MARYVALE, Ariz. – The walk – thick-thighed and bowlegged – was familiar. The cap – clean and fresh with a strange logo on the crown – was not.
Earlier, Eric Gagne had taken a few minutes to abuse his new headwear, thrashing at it with both hands like a man trying to tear a phonebook in half. But, his first morning in Milwaukee Brewers colors had moved quickly, from the hellos to the meetings to the minute-long, roundabout statement regarding his cameo in the Mitchell Report.
So, a cap that in a week or two will be squashed and sweat-stained, that in a month or two will be tattered and stinky, was out-of-the-box pristine.
New team. New hat. Old routine.
“I’m used to it now,” he said.
Gagne has made a few of these stops lately, in Texas and Boston and now Milwaukee, where the caps are foreign and the eyes narrow, where people don’t quite know what to make of Eric Gagne anymore, between the injuries and surgeries and falling velocity and rising rumors of illicit performance enhancement that sound not at all like rumors.
In a spring where camp doesn’t officially start until one of your guys stands stiffly before the cameras and explains himself (It was Andy Pettitte's turn later Monday, following the lead of Paul Lo Duca, Matt Herges, Paul Byrd, Gregg Zaun, et al), the Canadian-born Gagne made his unique by ducking the accusations in English and French.
He neither protested his inclusion in the report nor apologized for what might have put him in it, opting for bilingual evasiveness at the end of a silent winter.

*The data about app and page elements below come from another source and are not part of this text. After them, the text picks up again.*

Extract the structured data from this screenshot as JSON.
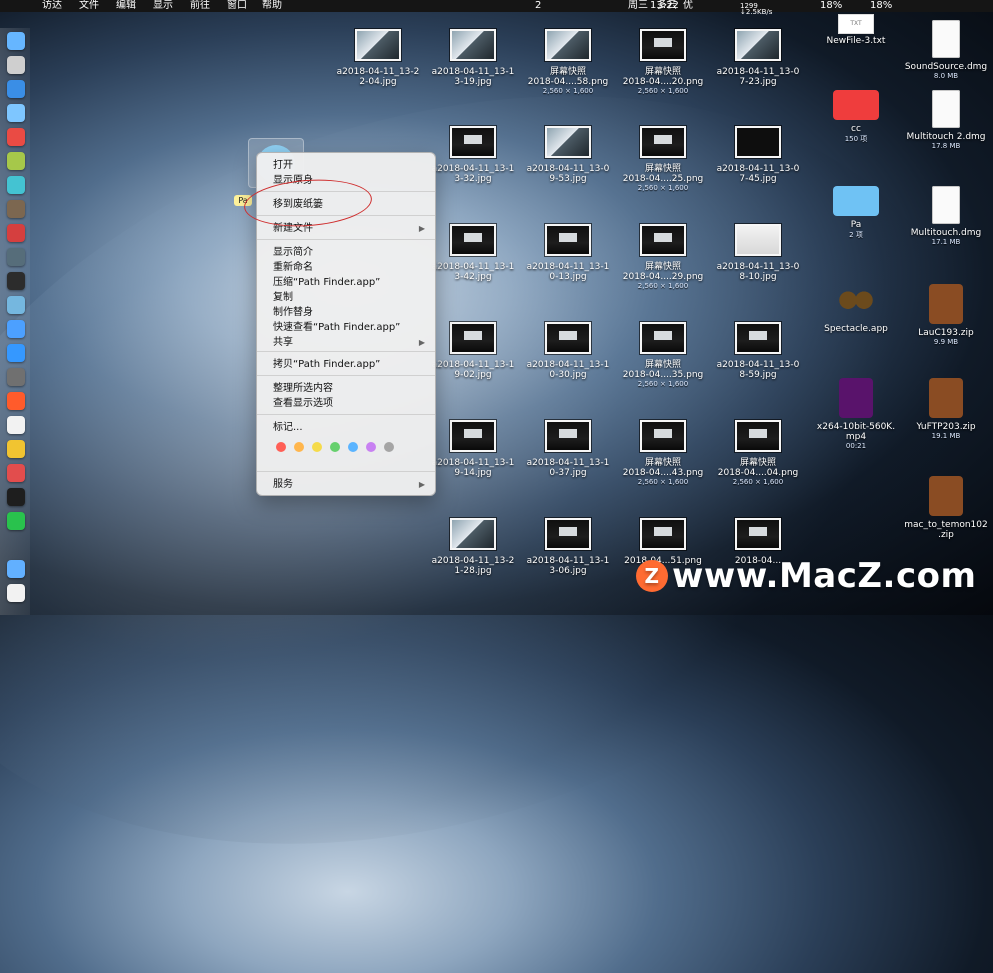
{
  "menubar": {
    "apple": "",
    "items": [
      "访达",
      "文件",
      "编辑",
      "显示",
      "前往",
      "窗口",
      "帮助"
    ],
    "right": {
      "day": "周三",
      "time": "13:22",
      "user": "多云",
      "user2": "优",
      "wifi": "1299",
      "speed": "↓2.5KB/s",
      "battery": "18%",
      "battery2": "18%",
      "chat": "2"
    }
  },
  "context_menu": {
    "items": [
      "打开",
      "显示原身",
      "移到废纸篓",
      "新建文件",
      "显示简介",
      "重新命名",
      "压缩“Path Finder.app”",
      "复制",
      "制作替身",
      "快速查看“Path Finder.app”",
      "共享",
      "拷贝“Path Finder.app”",
      "整理所选内容",
      "查看显示选项",
      "标记...",
      "服务"
    ]
  },
  "desktop": {
    "selected_label": "Pa",
    "items": [
      {
        "name": "a2018-04-11_13-2\n2-04.jpg",
        "meta": ""
      },
      {
        "name": "a2018-04-11_13-1\n3-19.jpg",
        "meta": ""
      },
      {
        "name": "屏幕快照\n2018-04....58.png",
        "meta": "2,560 × 1,600"
      },
      {
        "name": "屏幕快照\n2018-04....20.png",
        "meta": "2,560 × 1,600"
      },
      {
        "name": "a2018-04-11_13-0\n7-23.jpg",
        "meta": ""
      },
      {
        "name": "a2018-04-11_13-1\n3-32.jpg",
        "meta": ""
      },
      {
        "name": "a2018-04-11_13-0\n9-53.jpg",
        "meta": ""
      },
      {
        "name": "屏幕快照\n2018-04....25.png",
        "meta": "2,560 × 1,600"
      },
      {
        "name": "a2018-04-11_13-0\n7-45.jpg",
        "meta": ""
      },
      {
        "name": "a2018-04-11_13-1\n3-42.jpg",
        "meta": ""
      },
      {
        "name": "a2018-04-11_13-1\n0-13.jpg",
        "meta": ""
      },
      {
        "name": "屏幕快照\n2018-04....29.png",
        "meta": "2,560 × 1,600"
      },
      {
        "name": "a2018-04-11_13-0\n8-10.jpg",
        "meta": ""
      },
      {
        "name": "a2018-04-11_13-1\n9-02.jpg",
        "meta": ""
      },
      {
        "name": "a2018-04-11_13-1\n0-30.jpg",
        "meta": ""
      },
      {
        "name": "屏幕快照\n2018-04....35.png",
        "meta": "2,560 × 1,600"
      },
      {
        "name": "a2018-04-11_13-0\n8-59.jpg",
        "meta": ""
      },
      {
        "name": "a2018-04-11_13-1\n9-14.jpg",
        "meta": ""
      },
      {
        "name": "a2018-04-11_13-1\n0-37.jpg",
        "meta": ""
      },
      {
        "name": "屏幕快照\n2018-04....43.png",
        "meta": "2,560 × 1,600"
      },
      {
        "name": "屏幕快照\n2018-04....04.png",
        "meta": "2,560 × 1,600"
      },
      {
        "name": "a2018-04-11_13-2\n1-28.jpg",
        "meta": ""
      },
      {
        "name": "a2018-04-11_13-1\n3-06.jpg",
        "meta": ""
      },
      {
        "name": "2018-04...51.png",
        "meta": ""
      },
      {
        "name": "2018-04...",
        "meta": ""
      },
      {
        "name": "NewFile-3.txt",
        "meta": ""
      },
      {
        "name": "SoundSource.dmg",
        "meta": "8.0 MB"
      },
      {
        "name": "cc",
        "meta": "150 项"
      },
      {
        "name": "Multitouch 2.dmg",
        "meta": "17.8 MB"
      },
      {
        "name": "Pa",
        "meta": "2 项"
      },
      {
        "name": "Multitouch.dmg",
        "meta": "17.1 MB"
      },
      {
        "name": "Spectacle.app",
        "meta": ""
      },
      {
        "name": "LauC193.zip",
        "meta": "9.9 MB"
      },
      {
        "name": "x264-10bit-560K.\nmp4",
        "meta": "00:21"
      },
      {
        "name": "YuFTP203.zip",
        "meta": "19.1 MB"
      },
      {
        "name": "mac_to_temon102\n.zip",
        "meta": ""
      }
    ]
  },
  "watermark": {
    "badge": "Z",
    "text": "www.MacZ.com"
  },
  "txt_badge": "TXT"
}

“It was stressful,” he said. “Just stressful.”
Of course, there is Gagne stress, and then there is Pettitte stress, the difference laying in the details, along with one’s proximity to federal lawmen and Roger Clemens. Gagne got a few early calls, which he ignored before solving the problem entirely.
“You just change your phone number,” he said, smiling. “Pretty simple.”
To quote a central figure here, It is what it is.
To quote a lesser figure, c’mon bro, next question.
“I’m here today talking to you guys to let you know that I feel bad for my family, what they had to go through,” Gagne said while standing behind the Brewers’ clubhouse. “And all my friends. And especially my teammates here in Milwaukee. I think that’s just a distraction that shouldn’t be taking place. … I think the other thing that happened, I think right now we’re looking forward to playing baseball in ’08.”
The “other thing,” to summarize, included George Mitchell’s allegation that Gagne received two shipments of HGH, one of them delivered to Dodger Stadium, and took part in a phone conversation in which Kirk Radomski advised him on the proper method to clear an air bubble from a syringe. There was, too, an internal memo in which Boston Red Sox general manager Theo Epstein was said to have written, “I know the Dodgers think he was a steroid guy.” Then a scout’s take, “… steroids IS the issue.”
Less than a year later, the Red Sox traded for Gagne. And fewer than seven months after that, Gagne was in Brewers camp, throwing easy batting practice, and $10 million richer.
Francisco Cordero is gone, meaning the Brewers really hope they got the Texas Gagne and not the Boston Gagne, and really hope Bud Selig doesn’t get all hyper about this thing and start throwing suspensions around. They have some games to make up on the Chicago Cubs and they’ve already got a center fielder – Mike Cameron – who is grounded for most of April. While they’re relevant again after all these years, the Brewers still have little room for washed-up relievers or vacationing outfielders. And, clearly, they could care less what Gagne was doing four years ago, so long as the elbow/shoulder/back/knee looks good.
“I think we’re well on the road to getting past all that,” manager Ned Yost said. “This is by me. As far as I’m concerned, it’s a done deal and over. I don’t think anybody in my locker room has taken it past that. We move on.”
“I don’t even think it comes up,” Jeff Suppan said. “I haven’t thought about it until you brought it up.”
One by one they arrive in camps and say their piece, the Mitchell men, embarrassed, defiant, contrite, whatever suits them that day. The lawyers write it down and the players relay it to the public, quickly enough, they hope, so as not to miss a bullpen session or batting practice.
They wear the clown suits for a circus generation, which is not at all unfair. It is what it is, they are what they are.
Then the sun cleared the tops of the metal bleachers here, and everybody grabbed a duffel bag, and nobody gave another thought about it.
“It was hard,” Gagne said, “but back to baseball. I’m happy to be back on the field, to get back with the boys and play baseball.”